Follow the Okura River up through the gorge another 15 minutes, and you’ll arrive at Johgi Nyorai Temple tucked into the valley. Famous for being the place to pray for matchmaking, safe childbirth and having a happy home in general, the temple grounds itself is surrounded by nature, and you’re perfectly welcome to simply stroll the grounds admiring the koi ponds, trees that burst into golds and reds during fall and the sounds of birds all around. The temple itself has a fabled history as it houses a relic painting of the Kannon Buddha that’s kept in the main temple. There’s also a five-storied pagoda and a nice market street that is home to a very famous fried tofu joint, Johgi Tofu Shop, that deserves its own write-up!
Address: 1 Ōkura-Jōge, Aoba, Sendai, Miyagi
Ganbatte Sendai, Ganbatte Tohoku!
The phrase ganbatte loosely translates into “do your best” or “don’t give up” and following the Great East Japan Earthquake and Tsunami was something said, heard and seen almost everywhere in Japan. The eastern portion of Sendai, made up primarily of flat farmland, industrial zones, scattered residential areas, and beaches were very hard hit on March 11, 2011, when a magnitude 9.0 earthquake struck and generated a 10-meter wave washing ashore about an hour later. If you visit the area, it would be a great thing to visit some of the areas that took the brunt of the disaster and have risen from the rubble anew.
~Arahama Elementary School Memorial ~
The full gravity of the disaster can be felt here, as this school saved the 320 people that evacuated from the nearby neighborhood on the coast that day.
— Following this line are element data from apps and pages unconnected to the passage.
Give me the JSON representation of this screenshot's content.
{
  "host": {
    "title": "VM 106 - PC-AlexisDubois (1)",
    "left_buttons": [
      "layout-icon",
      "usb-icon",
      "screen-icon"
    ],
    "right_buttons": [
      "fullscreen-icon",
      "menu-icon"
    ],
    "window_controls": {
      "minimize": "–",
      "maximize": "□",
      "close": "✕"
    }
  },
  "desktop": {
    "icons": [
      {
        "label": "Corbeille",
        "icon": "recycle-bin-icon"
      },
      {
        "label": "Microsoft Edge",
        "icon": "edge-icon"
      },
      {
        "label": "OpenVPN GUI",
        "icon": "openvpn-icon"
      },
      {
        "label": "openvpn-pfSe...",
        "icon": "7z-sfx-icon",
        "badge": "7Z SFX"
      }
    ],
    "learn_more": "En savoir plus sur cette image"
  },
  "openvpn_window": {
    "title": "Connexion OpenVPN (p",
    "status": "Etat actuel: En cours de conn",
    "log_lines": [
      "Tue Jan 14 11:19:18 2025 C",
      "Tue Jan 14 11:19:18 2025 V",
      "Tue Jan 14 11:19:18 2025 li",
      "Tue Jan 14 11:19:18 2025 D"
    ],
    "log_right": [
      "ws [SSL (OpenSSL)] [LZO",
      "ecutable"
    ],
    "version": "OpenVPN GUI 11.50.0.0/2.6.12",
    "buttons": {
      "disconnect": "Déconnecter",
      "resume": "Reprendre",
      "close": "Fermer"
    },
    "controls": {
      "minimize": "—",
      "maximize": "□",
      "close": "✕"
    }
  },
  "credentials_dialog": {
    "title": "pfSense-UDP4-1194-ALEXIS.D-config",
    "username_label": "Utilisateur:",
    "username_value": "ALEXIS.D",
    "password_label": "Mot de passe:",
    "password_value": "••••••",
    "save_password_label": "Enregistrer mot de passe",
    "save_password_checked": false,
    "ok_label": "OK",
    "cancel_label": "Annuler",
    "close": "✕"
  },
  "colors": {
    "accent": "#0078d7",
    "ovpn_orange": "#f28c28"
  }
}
Water crept up to the middle of the 2nd floor bringing in all manner of debris including cars, furniture, and other possessions. The town the children lived in that attended this school was destroyed as was the school’s newer gymnasium next door. It was decided the school should stand to show the power of nature, and the bottom two floors have been left as they were once the water receded; the top floor exhibits photos and movies of the disaster and includes the chalkboards left as the children saw them that day.
Sendai Coast Equestrian Center
Humans weren’t the only thing rescued that day; just down the street is an Olympic class horse riding training facility and over 20 of its horses needed to be evacuated and sent to other facilities in the aftermath. Three of them have returned since the facility reopened this year and you can ride, pet and feed them starting with a lead around the course for ¥500. There are a wide variety of training and even fitness courses available; please check their website for details.
Seaside Adventure City Park
Sitting on the other side of the horse stables is a park situated on top of a hill and because of this was mostly spared from being inundated totally by tsunami waters. Even so, the park known for its hands-on recreation and learning programs for local kids had to go on hiatus for the last seven years and has only now reopened this past July. Home to a “day campsite” where you can barbecue in the warm months, a large playground and sandbox for the kids, it’s a nice place to relax and catch a breath of fresh air with the Sendai skyline on one side and the Pacific Ocean on the other.
For more things to see and do in Sendai, access the city’s official tourism website at http://sendai-travel.jp/
— By Jason L. Gatewood
Images: Jason L. Gatewood